At the 2016 Black Hat security conference, automotive cybersecurity researchers Charlie Miller and Chris Valasek demonstrated new ways to hack the 2014 Jeep Cherokee they compromised at the conference the year before. They were able to stop the vehicle from any speed in seconds, manipulate the steering so as to crash the car, and take control of the cruise control. Their specific intrusions required a laptop to be connected to the vehicle’s onboard diagnostic port; however, it’s not hard to imagine that soon the same or similar hacks could be performed remotely.
It’s these kinds of scenarios that led Intel Security to focus intently on automotive security. We’ve published a white paper, Automotive Security Best Practices, containing recommendations for building security into the design, fabrication and operation phases of the automotive production process. More than just a set of recommendations, this paper is a call to action for the industry to integrate best practices into their processes now to achieve automotive security.
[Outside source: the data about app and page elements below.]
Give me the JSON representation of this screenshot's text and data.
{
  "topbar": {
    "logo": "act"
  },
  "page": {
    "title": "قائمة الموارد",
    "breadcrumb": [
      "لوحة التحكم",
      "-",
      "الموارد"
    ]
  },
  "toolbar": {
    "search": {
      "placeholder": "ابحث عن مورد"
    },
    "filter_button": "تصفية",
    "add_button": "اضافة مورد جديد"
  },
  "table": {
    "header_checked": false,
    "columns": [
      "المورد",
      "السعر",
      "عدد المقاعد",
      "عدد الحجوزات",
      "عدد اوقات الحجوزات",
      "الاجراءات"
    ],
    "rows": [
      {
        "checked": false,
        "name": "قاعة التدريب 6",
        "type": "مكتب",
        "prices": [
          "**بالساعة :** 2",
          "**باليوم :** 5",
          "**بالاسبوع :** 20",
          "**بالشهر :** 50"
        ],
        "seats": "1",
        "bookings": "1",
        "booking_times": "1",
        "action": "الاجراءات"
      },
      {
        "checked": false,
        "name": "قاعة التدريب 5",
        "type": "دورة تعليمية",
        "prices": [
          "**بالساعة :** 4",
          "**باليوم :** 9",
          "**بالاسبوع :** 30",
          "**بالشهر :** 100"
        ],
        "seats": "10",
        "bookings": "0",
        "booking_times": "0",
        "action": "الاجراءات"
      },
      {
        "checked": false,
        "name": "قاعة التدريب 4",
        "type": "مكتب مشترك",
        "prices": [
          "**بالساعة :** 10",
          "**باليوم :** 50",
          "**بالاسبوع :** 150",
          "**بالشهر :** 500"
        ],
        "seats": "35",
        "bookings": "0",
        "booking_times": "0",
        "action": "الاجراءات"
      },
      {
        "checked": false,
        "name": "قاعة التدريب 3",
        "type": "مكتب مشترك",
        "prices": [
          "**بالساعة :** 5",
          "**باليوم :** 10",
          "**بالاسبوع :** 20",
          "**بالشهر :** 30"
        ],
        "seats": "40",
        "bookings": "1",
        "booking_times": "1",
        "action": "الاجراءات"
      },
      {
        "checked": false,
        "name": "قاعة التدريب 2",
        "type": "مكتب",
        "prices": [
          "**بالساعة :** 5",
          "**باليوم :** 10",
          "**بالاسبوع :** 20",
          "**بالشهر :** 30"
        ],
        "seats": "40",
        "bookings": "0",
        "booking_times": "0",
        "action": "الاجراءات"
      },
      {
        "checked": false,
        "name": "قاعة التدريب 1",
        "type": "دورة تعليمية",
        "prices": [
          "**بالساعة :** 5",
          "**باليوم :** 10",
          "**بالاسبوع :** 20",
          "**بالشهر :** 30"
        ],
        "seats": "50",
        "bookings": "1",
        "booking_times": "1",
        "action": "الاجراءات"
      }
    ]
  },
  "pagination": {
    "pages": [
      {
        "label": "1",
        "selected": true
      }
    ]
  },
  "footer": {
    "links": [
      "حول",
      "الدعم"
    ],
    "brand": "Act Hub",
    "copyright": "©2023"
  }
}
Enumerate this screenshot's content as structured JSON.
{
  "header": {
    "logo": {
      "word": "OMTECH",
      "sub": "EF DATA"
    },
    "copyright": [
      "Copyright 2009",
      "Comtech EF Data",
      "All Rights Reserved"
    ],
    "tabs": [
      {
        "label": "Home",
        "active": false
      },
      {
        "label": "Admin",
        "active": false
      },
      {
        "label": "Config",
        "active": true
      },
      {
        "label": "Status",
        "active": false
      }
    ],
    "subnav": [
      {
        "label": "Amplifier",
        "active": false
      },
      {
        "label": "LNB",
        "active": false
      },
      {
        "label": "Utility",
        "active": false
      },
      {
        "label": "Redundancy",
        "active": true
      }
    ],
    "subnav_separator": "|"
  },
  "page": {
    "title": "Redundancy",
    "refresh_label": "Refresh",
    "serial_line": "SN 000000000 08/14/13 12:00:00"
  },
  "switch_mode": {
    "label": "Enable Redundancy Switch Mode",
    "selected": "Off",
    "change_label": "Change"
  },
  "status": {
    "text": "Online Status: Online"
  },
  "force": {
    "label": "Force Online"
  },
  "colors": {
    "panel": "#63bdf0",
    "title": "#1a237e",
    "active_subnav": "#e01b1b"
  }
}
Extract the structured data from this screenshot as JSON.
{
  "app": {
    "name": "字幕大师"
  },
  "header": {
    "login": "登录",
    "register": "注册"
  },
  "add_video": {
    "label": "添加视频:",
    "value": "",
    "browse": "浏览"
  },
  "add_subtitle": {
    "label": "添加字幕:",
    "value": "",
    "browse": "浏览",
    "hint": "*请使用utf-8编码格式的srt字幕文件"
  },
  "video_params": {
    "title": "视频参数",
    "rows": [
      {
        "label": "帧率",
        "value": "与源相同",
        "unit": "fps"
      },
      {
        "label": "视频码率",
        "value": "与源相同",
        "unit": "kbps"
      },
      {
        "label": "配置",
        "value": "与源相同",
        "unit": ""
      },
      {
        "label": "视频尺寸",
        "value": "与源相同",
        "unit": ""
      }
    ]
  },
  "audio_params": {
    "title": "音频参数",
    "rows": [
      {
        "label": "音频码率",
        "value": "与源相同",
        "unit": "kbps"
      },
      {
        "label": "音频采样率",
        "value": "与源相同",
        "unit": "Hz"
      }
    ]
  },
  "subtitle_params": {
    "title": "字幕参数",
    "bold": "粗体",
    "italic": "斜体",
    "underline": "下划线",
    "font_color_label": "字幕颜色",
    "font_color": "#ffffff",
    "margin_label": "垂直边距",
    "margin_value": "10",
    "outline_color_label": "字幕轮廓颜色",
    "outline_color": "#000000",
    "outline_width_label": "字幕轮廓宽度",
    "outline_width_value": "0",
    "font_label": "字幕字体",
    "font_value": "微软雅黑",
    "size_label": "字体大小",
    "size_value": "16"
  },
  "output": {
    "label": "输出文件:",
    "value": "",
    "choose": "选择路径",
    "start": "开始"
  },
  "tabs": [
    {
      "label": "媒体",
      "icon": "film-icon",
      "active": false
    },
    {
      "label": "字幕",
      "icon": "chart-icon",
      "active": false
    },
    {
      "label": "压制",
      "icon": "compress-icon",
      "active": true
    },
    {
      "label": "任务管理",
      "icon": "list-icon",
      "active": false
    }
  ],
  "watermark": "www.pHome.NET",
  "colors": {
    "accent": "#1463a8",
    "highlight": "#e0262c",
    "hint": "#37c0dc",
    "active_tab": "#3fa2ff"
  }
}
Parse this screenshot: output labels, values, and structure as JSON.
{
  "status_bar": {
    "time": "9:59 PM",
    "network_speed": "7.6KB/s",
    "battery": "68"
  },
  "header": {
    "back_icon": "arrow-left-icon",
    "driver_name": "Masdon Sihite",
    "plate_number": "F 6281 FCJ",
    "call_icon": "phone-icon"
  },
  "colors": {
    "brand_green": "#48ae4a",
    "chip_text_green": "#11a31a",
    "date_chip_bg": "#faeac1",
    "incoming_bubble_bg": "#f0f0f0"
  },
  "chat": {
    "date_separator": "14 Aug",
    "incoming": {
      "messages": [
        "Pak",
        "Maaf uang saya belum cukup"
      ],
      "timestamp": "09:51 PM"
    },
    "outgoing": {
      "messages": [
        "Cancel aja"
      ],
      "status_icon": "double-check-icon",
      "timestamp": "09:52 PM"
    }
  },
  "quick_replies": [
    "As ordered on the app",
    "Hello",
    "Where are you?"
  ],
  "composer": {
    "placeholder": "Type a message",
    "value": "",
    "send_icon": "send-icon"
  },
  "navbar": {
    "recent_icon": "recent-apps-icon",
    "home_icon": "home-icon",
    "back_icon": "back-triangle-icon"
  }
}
While we’ll continue to hear stories about what could go wrong if connected cars are compromised by bad actors, I’d prefer to focus on what can go right when this key part of the Industrial Internet of Things is built with security from the ground up. Securing automobiles and the infrastructure that supports them will be a powerful enabler. We know transportation efficiency and driver safety can be dramatically improved with new technology.
Today there are distributed security architectures and layers of defense that can be proactively applied to help secure cars from chip to cloud. These include hardware security, software security, network security, cloud security, supply chain security and data privacy and anonymity. My blog, Your “Check Security” Light is On, includes more details of each of these.
Intel, Uber and Aeris announced the Automotive Security Review Board (ASRB), a non-profit industry consortium, that will play a foundational role in defining and guiding the research required to meet the challenges of next-generation cars. The members of the Board, chaired by Intel Security’s Chief Technology Officer Steve Grobman, are themselves technical experts, and the Board’s Technical Steering Committee includes world-renowned security experts. One board member, in fact, is Chris Valasek, the very hacker whose disarming of the Jeep was intended to spur automakers to build multi-layer protections into cars, Miller told WIRED. He and other members of the ASRB intend to tap both mainstream and alternative industry innovation to continually improve automotive safety.
Likewise, at Intel Security, we will be pushing automotive security to the next level, through technical white papers, blogs, the ASRB, and in other ways that hold promise in the future. We see technology as a powerful enabler – as long as the right security is built in from the beginning. Doing so with connected cars will go a long way toward creating a safer transportation environment for all.
Please click here for more information on the white paper and ASRB. You’ll also find a video and infographic.